The first thing to keep in mind, whether you’re moving from Aperture to Lightroom or setting up a Lightroom archive for the first time, is to think about what you’re doing and do it in an organized, logical way.
John Beardsworth, on his Lightroom Solutions website, has step by step directions on moving your library from Aperture to Lightroom. After you’ve read Gavin’s book about setting up your Lightroom catalog, you should read Beardsworth’s article on migrating to Lightroom. Then read it again. You’re about to embark on a grand digital adventure (I’m trying to make this sound fun), so if you’re not 100% certain of what you’re doing, read the Beardsworth piece a third time.
But do you need to migrate to Lightroom (or any of the other photo management applications like Phase One Media Pro)? That’s a decision only you can make.

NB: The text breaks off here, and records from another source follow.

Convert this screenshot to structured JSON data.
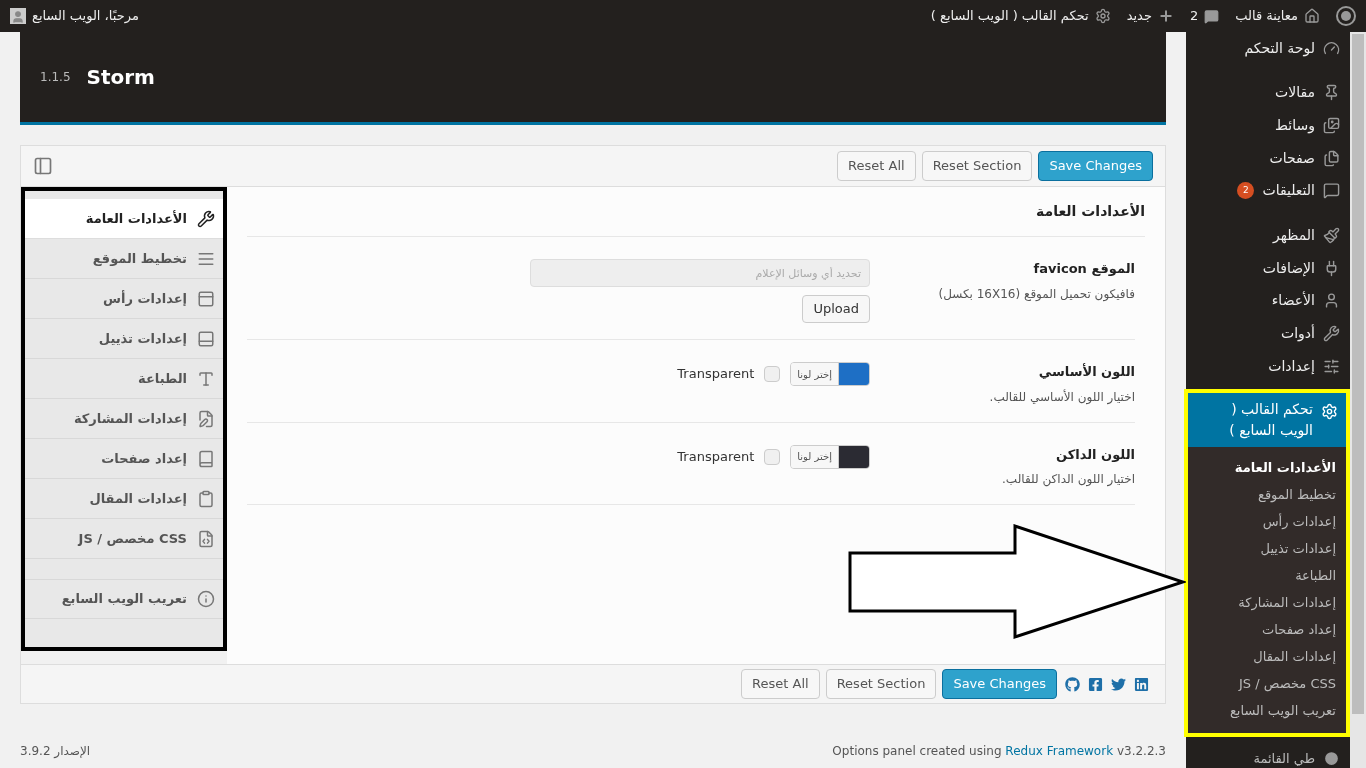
{
  "admin_bar": {
    "site": "معاينة قالب",
    "comments": "2",
    "new": "جديد",
    "theme_panel": "تحكم القالب ( الويب السابع )",
    "greeting": "مرحبًا، الويب السابع"
  },
  "admin_menu": {
    "items": [
      {
        "label": "لوحة التحكم",
        "gap_before": false
      },
      {
        "label": "مقالات",
        "gap_before": true
      },
      {
        "label": "وسائط",
        "gap_before": false
      },
      {
        "label": "صفحات",
        "gap_before": false
      },
      {
        "label": "التعليقات",
        "badge": "2",
        "gap_before": false
      },
      {
        "label": "المظهر",
        "gap_before": true
      },
      {
        "label": "الإضافات",
        "gap_before": false
      },
      {
        "label": "الأعضاء",
        "gap_before": false
      },
      {
        "label": "أدوات",
        "gap_before": false
      },
      {
        "label": "إعدادات",
        "gap_before": false
      }
    ],
    "active": {
      "label": "تحكم القالب ( الويب السابع )",
      "submenu": [
        {
          "label": "الأعدادات العامة",
          "selected": true
        },
        {
          "label": "تخطيط الموقع",
          "selected": false
        },
        {
          "label": "إعدادات رأس",
          "selected": false
        },
        {
          "label": "إعدادات تذييل",
          "selected": false
        },
        {
          "label": "الطباعة",
          "selected": false
        },
        {
          "label": "إعدادات المشاركة",
          "selected": false
        },
        {
          "label": "إعداد صفحات",
          "selected": false
        },
        {
          "label": "إعدادات المقال",
          "selected": false
        },
        {
          "label": "CSS مخصص / JS",
          "selected": false
        },
        {
          "label": "تعريب الويب السابع",
          "selected": false
        }
      ]
    },
    "collapse": "طي القائمة"
  },
  "panel": {
    "theme_name": "Storm",
    "version": "1.1.5",
    "top_buttons": {
      "save": "Save Changes",
      "reset_section": "Reset Section",
      "reset_all": "Reset All"
    },
    "sections": [
      {
        "label": "الأعدادات العامة",
        "selected": true,
        "gap_before": false
      },
      {
        "label": "تخطيط الموقع",
        "selected": false,
        "gap_before": false
      },
      {
        "label": "إعدادات رأس",
        "selected": false,
        "gap_before": false
      },
      {
        "label": "إعدادات تذييل",
        "selected": false,
        "gap_before": false
      },
      {
        "label": "الطباعة",
        "selected": false,
        "gap_before": false
      },
      {
        "label": "إعدادات المشاركة",
        "selected": false,
        "gap_before": false
      },
      {
        "label": "إعداد صفحات",
        "selected": false,
        "gap_before": false
      },
      {
        "label": "إعدادات المقال",
        "selected": false,
        "gap_before": false
      },
      {
        "label": "CSS مخصص / JS",
        "selected": false,
        "gap_before": false
      },
      {
        "label": "تعريب الويب السابع",
        "selected": false,
        "gap_before": true
      }
    ],
    "section_title": "الأعدادات العامة",
    "fields": [
      {
        "kind": "media",
        "title": "الموقع favicon",
        "description": "فافيكون تحميل الموقع (16X16 بكسل)",
        "placeholder": "تحديد أي وسائل الإعلام",
        "button": "Upload"
      },
      {
        "kind": "color",
        "title": "اللون الأساسي",
        "description": "اختيار اللون الأساسي للقالب.",
        "color": "#1e6fc5",
        "picker": "إختر لونا",
        "transparent_label": "Transparent",
        "transparent": false
      },
      {
        "kind": "color",
        "title": "اللون الداكن",
        "description": "اختيار اللون الداكن للقالب.",
        "color": "#2b2b33",
        "picker": "إختر لونا",
        "transparent_label": "Transparent",
        "transparent": false
      }
    ],
    "bottom_buttons": {
      "save": "Save Changes",
      "reset_section": "Reset Section",
      "reset_all": "Reset All"
    }
  },
  "footer": {
    "credit_before": "Options panel created using ",
    "credit_link": "Redux Framework",
    "credit_after": " v3.2.2.3",
    "version": "الإصدار 3.9.2"
  }
}
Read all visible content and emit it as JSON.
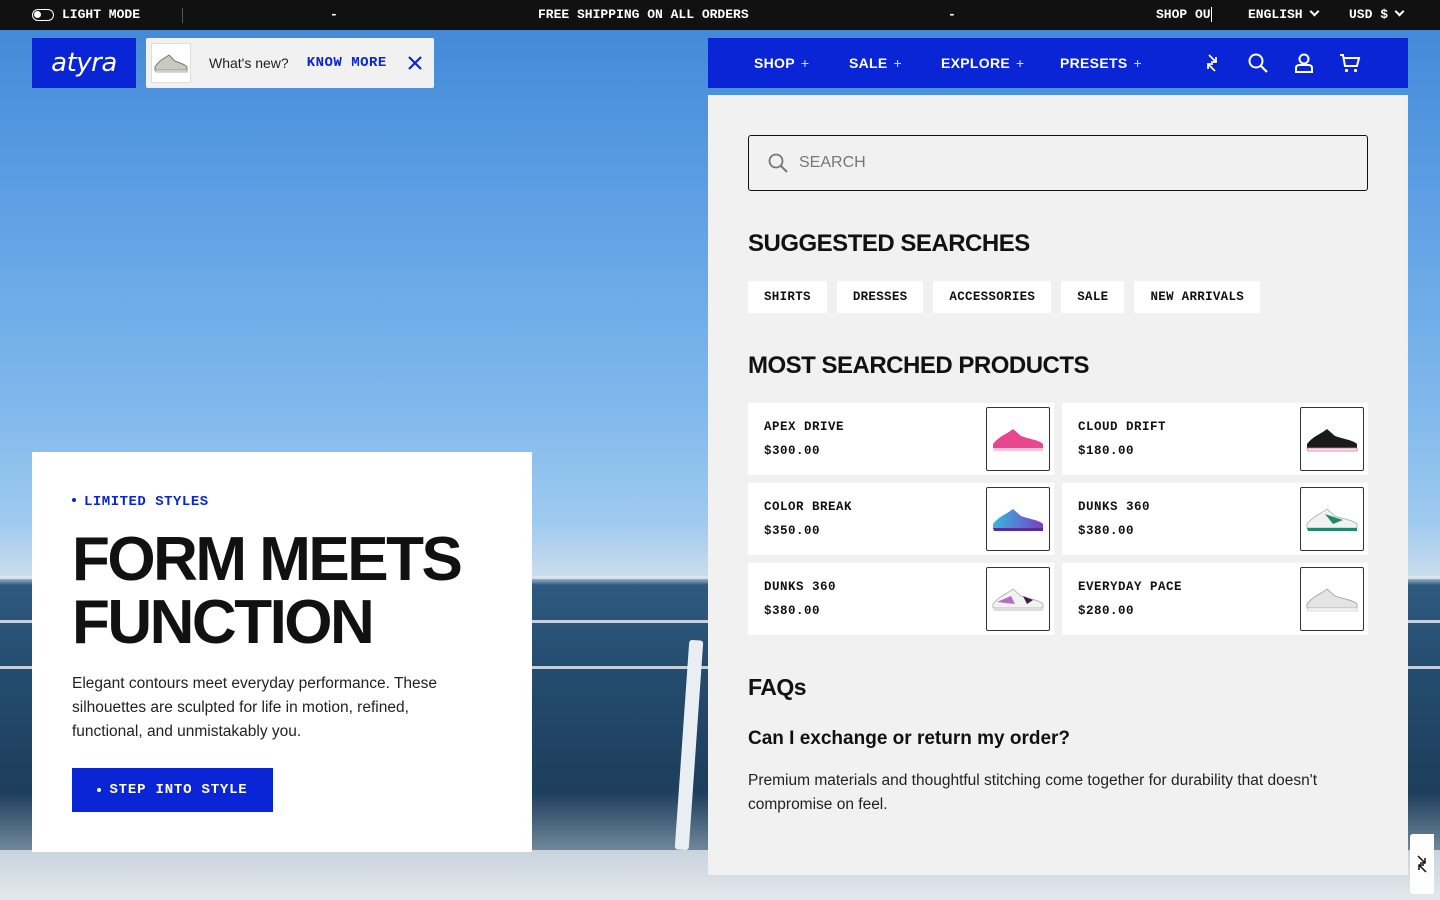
{
  "topbar": {
    "mode_label": "LIGHT MODE",
    "dash_left": "-",
    "announcement": "FREE SHIPPING ON ALL ORDERS",
    "dash_right": "-",
    "shop_ou": "SHOP OU",
    "language": "ENGLISH",
    "currency": "USD $"
  },
  "brand": {
    "logo_text": "atyra"
  },
  "whats_new": {
    "label": "What's new?",
    "link": "KNOW MORE"
  },
  "nav": {
    "items": [
      {
        "label": "SHOP",
        "suffix": "+"
      },
      {
        "label": "SALE",
        "suffix": "+"
      },
      {
        "label": "EXPLORE",
        "suffix": "+"
      },
      {
        "label": "PRESETS",
        "suffix": "+"
      }
    ]
  },
  "search_panel": {
    "placeholder": "SEARCH",
    "suggested_title": "SUGGESTED SEARCHES",
    "suggestions": [
      "SHIRTS",
      "DRESSES",
      "ACCESSORIES",
      "SALE",
      "NEW ARRIVALS"
    ],
    "products_title": "MOST SEARCHED PRODUCTS",
    "products": [
      {
        "name": "APEX DRIVE",
        "price": "$300.00",
        "color": "#e8468f"
      },
      {
        "name": "CLOUD DRIFT",
        "price": "$180.00",
        "color": "#1a1a1a"
      },
      {
        "name": "COLOR BREAK",
        "price": "$350.00",
        "color": "#36b8e0"
      },
      {
        "name": "DUNKS 360",
        "price": "$380.00",
        "color": "#1f8a6c"
      },
      {
        "name": "DUNKS 360",
        "price": "$380.00",
        "color": "#b66bc4"
      },
      {
        "name": "EVERYDAY PACE",
        "price": "$280.00",
        "color": "#d8d8d8"
      }
    ],
    "faq_title": "FAQs",
    "faq_question": "Can I exchange or return my order?",
    "faq_answer": "Premium materials and thoughtful stitching come together for durability that doesn't compromise on feel."
  },
  "hero": {
    "eyebrow": "LIMITED STYLES",
    "title_line1": "FORM MEETS",
    "title_line2": "FUNCTION",
    "description": "Elegant contours meet everyday performance. These silhouettes are sculpted for life in motion, refined, functional, and unmistakably you.",
    "cta": "STEP INTO STYLE"
  },
  "colors": {
    "brand_blue": "#0a25d6",
    "topbar_bg": "#111111",
    "panel_bg": "#f1f1f1"
  }
}
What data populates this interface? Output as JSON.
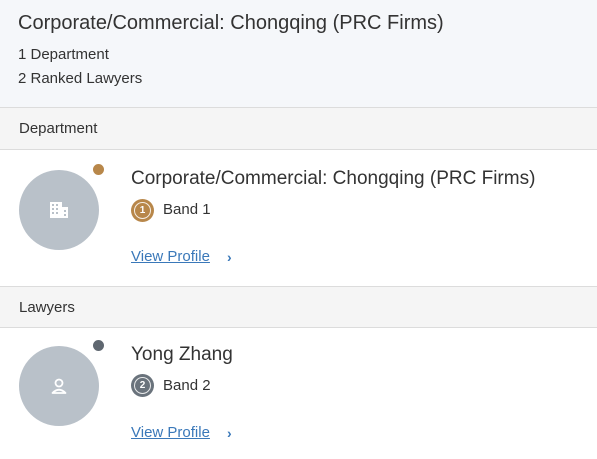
{
  "header": {
    "title": "Corporate/Commercial: Chongqing (PRC Firms)",
    "department_count": "1 Department",
    "lawyer_count": "2 Ranked Lawyers"
  },
  "sections": {
    "department": "Department",
    "lawyers": "Lawyers"
  },
  "department_entry": {
    "name": "Corporate/Commercial: Chongqing (PRC Firms)",
    "band_number": "1",
    "band_label": "Band 1",
    "link_label": "View Profile",
    "icon": "building-icon",
    "medal_color": "#b8874a"
  },
  "lawyer_entry": {
    "name": "Yong Zhang",
    "band_number": "2",
    "band_label": "Band 2",
    "link_label": "View Profile",
    "icon": "person-icon",
    "medal_color": "#5f6770"
  },
  "colors": {
    "link": "#3a78b9",
    "avatar": "#b9c1c9",
    "gold": "#b8874a",
    "grey": "#6a737c"
  }
}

If Aperture is working for you now, it’s not going to stop working for you just because Apple is pulling the plug on it. You can continue to use it, at least in the short term and probably for another year or two (with Apple’s promised compatibility for Yosemite).
If you’ve been unhappy with Aperture and wondering what your options are, Apple’s announcement should be the incentive you need to look at Lightroom and other choices.
If you’re a low volume photographer who mostly photographs on weekends or in your spare time, you might be able to wait and see what Photos delivers when it’s rolled out some time after Yosemite.
No one has really worked with Photos yet so we don’t know what we’re going to get. It’s probably hoping for too much that it directly replaces Aperture and competes head to head with Lightroom but we should have an idea of its potential in pretty quick order after it’s released.
Whether you use Aperture, Lightroom, Capture One or any of the other high and low end choices, Apple’s announcement should serve as a wake up call. It’s not practical to maintain two libraries in two applications but you owe it to yourself to think about your choices and how you would migrate your photo archive to a new application if you needed to. In my case, I need to think about what my Plan C is since Apple has taken Plan B off the table.
A couple weeks ago I wrote about shooting during the twilight hours. If you want to capture the beautiful colors that are present at this time it might help to know exactly when the sun drops below the horizon and how long twilight will last. There are plenty of websites and apps out there that will give you this information, and one that I have used in the past is timeanddate.com.
Knowing when the sun will rise or set is helpful in planning an outdoor shoot, but a little extra information can help even more. When I took the picture above of the sunrise over Lake Whatcom in Bellingham, WA, I used a program called The Photographer’s Ephemeris to set up the shot. I knew when the sun would be coming up but in order to get the composition I wanted I needed to know exactly where the sun would be when it peaked over the mountains. The Photographer’s Ephemeris gave me that information so I could position myself in just the right spot.
Anytime I plan to shoot at the ends of the day I turn to The Photographer’s Ephemeris. Not only does this program tell you when the sun will rise and set, it also gives you the direction of the sunrise and sunset overlaid on a nice looking map. There are various styles of maps to choose from including the Google standard map, a satellite map, a hybrid map and a terrain map; and just like Google maps, moveable pins allow you to obtain information for locations anywhere in the world. The program has a lot of other features including moonrise and moonset data, times of twilight, elevation information, and more.
Perhaps the greatest thing about this program is that their desktop versions for both Windows and Mac OS X are free. Additionally there are apps for iOS ($8.99) and Android ($4.99).
You can find the program at the website: photoephemeris.com.